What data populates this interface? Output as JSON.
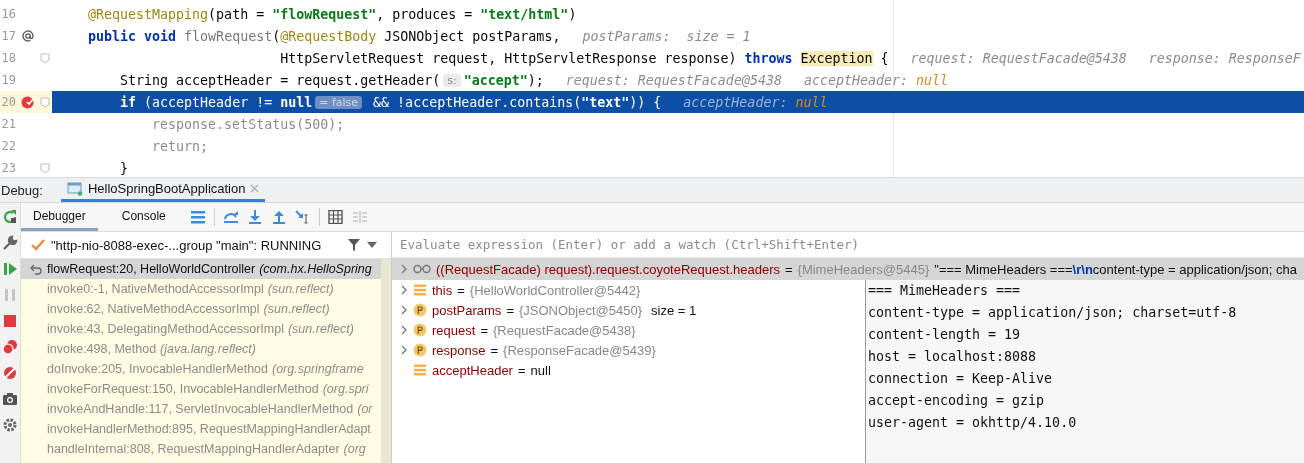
{
  "editor": {
    "lines": [
      {
        "number": "16",
        "annotation_marker": false,
        "breakpoint": false,
        "fold_marker": false,
        "selected": false,
        "tokens": [
          {
            "kind": "annotation",
            "text": "    @RequestMapping"
          },
          {
            "kind": "plain",
            "text": "(path = "
          },
          {
            "kind": "string",
            "text": "\"flowRequest\""
          },
          {
            "kind": "plain",
            "text": ", produces = "
          },
          {
            "kind": "string",
            "text": "\"text/html\""
          },
          {
            "kind": "plain",
            "text": ")"
          }
        ]
      },
      {
        "number": "17",
        "annotation_marker": true,
        "breakpoint": false,
        "fold_marker": false,
        "selected": false,
        "tokens": [
          {
            "kind": "keyword",
            "text": "    public void"
          },
          {
            "kind": "method",
            "text": " flowRequest"
          },
          {
            "kind": "plain",
            "text": "("
          },
          {
            "kind": "annotation",
            "text": "@RequestBody"
          },
          {
            "kind": "plain",
            "text": " JSONObject postParams,"
          },
          {
            "kind": "hint",
            "text": "postParams:  size = 1"
          }
        ]
      },
      {
        "number": "18",
        "annotation_marker": false,
        "breakpoint": false,
        "fold_marker": true,
        "selected": false,
        "tokens": [
          {
            "kind": "plain",
            "text": "                            HttpServletRequest request, HttpServletResponse response) "
          },
          {
            "kind": "keyword",
            "text": "throws "
          },
          {
            "kind": "highlight",
            "text": "Exception"
          },
          {
            "kind": "plain",
            "text": " {"
          },
          {
            "kind": "hint",
            "text": "request: RequestFacade@5438"
          },
          {
            "kind": "hint",
            "text": "response: ResponseF"
          }
        ]
      },
      {
        "number": "19",
        "annotation_marker": false,
        "breakpoint": false,
        "fold_marker": false,
        "selected": false,
        "tokens": [
          {
            "kind": "plain",
            "text": "        String acceptHeader = request.getHeader("
          },
          {
            "kind": "chip",
            "text": "s:"
          },
          {
            "kind": "string",
            "text": "\"accept\""
          },
          {
            "kind": "plain",
            "text": ");"
          },
          {
            "kind": "hint",
            "text": "request: RequestFacade@5438"
          },
          {
            "kind": "hint",
            "text": "acceptHeader:"
          },
          {
            "kind": "hint-null",
            "text": "null"
          }
        ]
      },
      {
        "number": "20",
        "annotation_marker": false,
        "breakpoint": true,
        "fold_marker": true,
        "selected": true,
        "tokens": [
          {
            "kind": "keyword",
            "text": "        if"
          },
          {
            "kind": "plain",
            "text": " (acceptHeader != "
          },
          {
            "kind": "keyword",
            "text": "null"
          },
          {
            "kind": "chip",
            "text": "= false"
          },
          {
            "kind": "plain",
            "text": " && !acceptHeader.contains("
          },
          {
            "kind": "string",
            "text": "\"text\""
          },
          {
            "kind": "plain",
            "text": ")) {"
          },
          {
            "kind": "hint",
            "text": "acceptHeader:"
          },
          {
            "kind": "hint-null",
            "text": "null"
          }
        ]
      },
      {
        "number": "21",
        "annotation_marker": false,
        "breakpoint": false,
        "fold_marker": false,
        "selected": false,
        "tokens": [
          {
            "kind": "dim",
            "text": "            response.setStatus(500);"
          }
        ]
      },
      {
        "number": "22",
        "annotation_marker": false,
        "breakpoint": false,
        "fold_marker": false,
        "selected": false,
        "tokens": [
          {
            "kind": "dim",
            "text": "            return;"
          }
        ]
      },
      {
        "number": "23",
        "annotation_marker": false,
        "breakpoint": false,
        "fold_marker": true,
        "selected": false,
        "tokens": [
          {
            "kind": "plain",
            "text": "        }"
          }
        ]
      }
    ]
  },
  "debug": {
    "label": "Debug:",
    "session_tab": {
      "label": "HelloSpringBootApplication",
      "selected": true
    },
    "tabs": [
      {
        "label": "Debugger",
        "selected": true
      },
      {
        "label": "Console",
        "selected": false
      }
    ],
    "thread": "\"http-nio-8088-exec-...group \"main\": RUNNING",
    "frames": [
      {
        "method": "flowRequest:20, HelloWorldController",
        "package": "(com.hx.HelloSpring",
        "selected": true,
        "library": false
      },
      {
        "method": "invoke0:-1, NativeMethodAccessorImpl",
        "package": "(sun.reflect)",
        "selected": false,
        "library": true
      },
      {
        "method": "invoke:62, NativeMethodAccessorImpl",
        "package": "(sun.reflect)",
        "selected": false,
        "library": true
      },
      {
        "method": "invoke:43, DelegatingMethodAccessorImpl",
        "package": "(sun.reflect)",
        "selected": false,
        "library": true
      },
      {
        "method": "invoke:498, Method",
        "package": "(java.lang.reflect)",
        "selected": false,
        "library": true
      },
      {
        "method": "doInvoke:205, InvocableHandlerMethod",
        "package": "(org.springframe",
        "selected": false,
        "library": true
      },
      {
        "method": "invokeForRequest:150, InvocableHandlerMethod",
        "package": "(org.spri",
        "selected": false,
        "library": true
      },
      {
        "method": "invokeAndHandle:117, ServletInvocableHandlerMethod",
        "package": "(or",
        "selected": false,
        "library": true
      },
      {
        "method": "invokeHandlerMethod:895, RequestMappingHandlerAdapt",
        "selected": false,
        "library": true
      },
      {
        "method": "handleInternal:808, RequestMappingHandlerAdapter",
        "package": "(org",
        "selected": false,
        "library": true
      }
    ],
    "evaluate": {
      "placeholder": "Evaluate expression (Enter) or add a watch (Ctrl+Shift+Enter)"
    },
    "watch": {
      "expression": "((RequestFacade) request).request.coyoteRequest.headers",
      "operator": "=",
      "type": "{MimeHeaders@5445}",
      "selected": true,
      "value_parts": [
        {
          "kind": "text",
          "text": "\"=== MimeHeaders ==="
        },
        {
          "kind": "escape",
          "text": "\\r\\n"
        },
        {
          "kind": "text",
          "text": "content-type = application/json; cha"
        }
      ]
    },
    "variables": [
      {
        "kind": "field",
        "name": "this",
        "operator": "=",
        "value": "{HelloWorldController@5442}",
        "value_dim": true,
        "expandable": true
      },
      {
        "kind": "param",
        "name": "postParams",
        "operator": "=",
        "value": "{JSONObject@5450}",
        "value_dim": true,
        "extra": "size = 1",
        "expandable": true
      },
      {
        "kind": "param",
        "name": "request",
        "operator": "=",
        "value": "{RequestFacade@5438}",
        "value_dim": true,
        "expandable": true
      },
      {
        "kind": "param",
        "name": "response",
        "operator": "=",
        "value": "{ResponseFacade@5439}",
        "value_dim": true,
        "expandable": true
      },
      {
        "kind": "field",
        "name": "acceptHeader",
        "operator": "=",
        "value": "null",
        "value_dim": false,
        "expandable": false
      }
    ],
    "tooltip_lines": [
      "=== MimeHeaders ===",
      "content-type = application/json; charset=utf-8",
      "content-length = 19",
      "host = localhost:8088",
      "connection = Keep-Alive",
      "accept-encoding = gzip",
      "user-agent = okhttp/4.10.0"
    ]
  }
}
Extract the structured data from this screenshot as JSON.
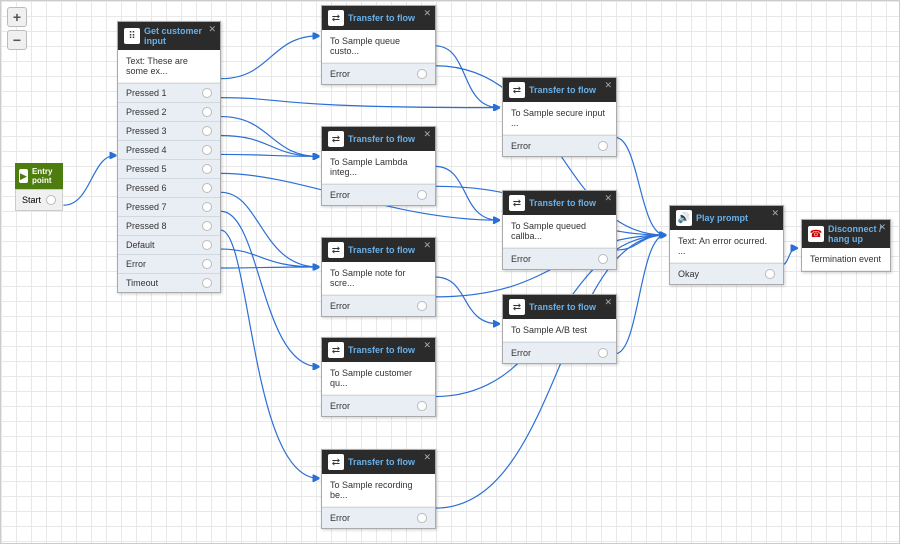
{
  "zoom": {
    "in": "+",
    "out": "−"
  },
  "entry": {
    "title": "Entry point",
    "port": "Start"
  },
  "gci": {
    "title": "Get customer input",
    "body": "Text: These are some ex...",
    "ports": [
      "Pressed 1",
      "Pressed 2",
      "Pressed 3",
      "Pressed 4",
      "Pressed 5",
      "Pressed 6",
      "Pressed 7",
      "Pressed 8",
      "Default",
      "Error",
      "Timeout"
    ]
  },
  "transfer_title": "Transfer to flow",
  "tf1": {
    "body": "To Sample queue custo...",
    "error": "Error"
  },
  "tf2": {
    "body": "To Sample Lambda integ...",
    "error": "Error"
  },
  "tf3": {
    "body": "To Sample note for scre...",
    "error": "Error"
  },
  "tf4": {
    "body": "To Sample customer qu...",
    "error": "Error"
  },
  "tf5": {
    "body": "To Sample recording be...",
    "error": "Error"
  },
  "tf6": {
    "body": "To Sample secure input ...",
    "error": "Error"
  },
  "tf7": {
    "body": "To Sample queued callba...",
    "error": "Error"
  },
  "tf8": {
    "body": "To Sample A/B test",
    "error": "Error"
  },
  "pp": {
    "title": "Play prompt",
    "body": "Text: An error ocurred. ...",
    "port": "Okay"
  },
  "dc": {
    "title": "Disconnect / hang up",
    "body": "Termination event"
  }
}
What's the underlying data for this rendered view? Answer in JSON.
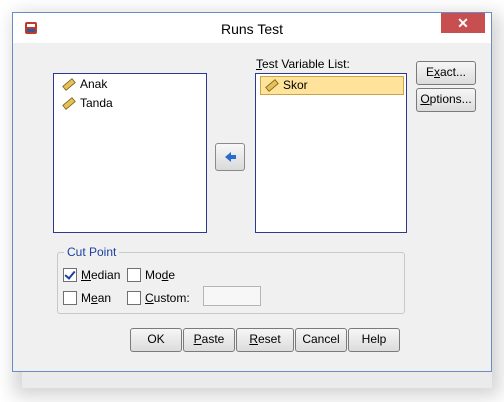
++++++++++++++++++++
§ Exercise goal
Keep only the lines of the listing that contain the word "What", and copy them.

§ Exercise response
What data populates this interface? Output as JSON.
What's the underlying data for this rendered view? Answer in JSON.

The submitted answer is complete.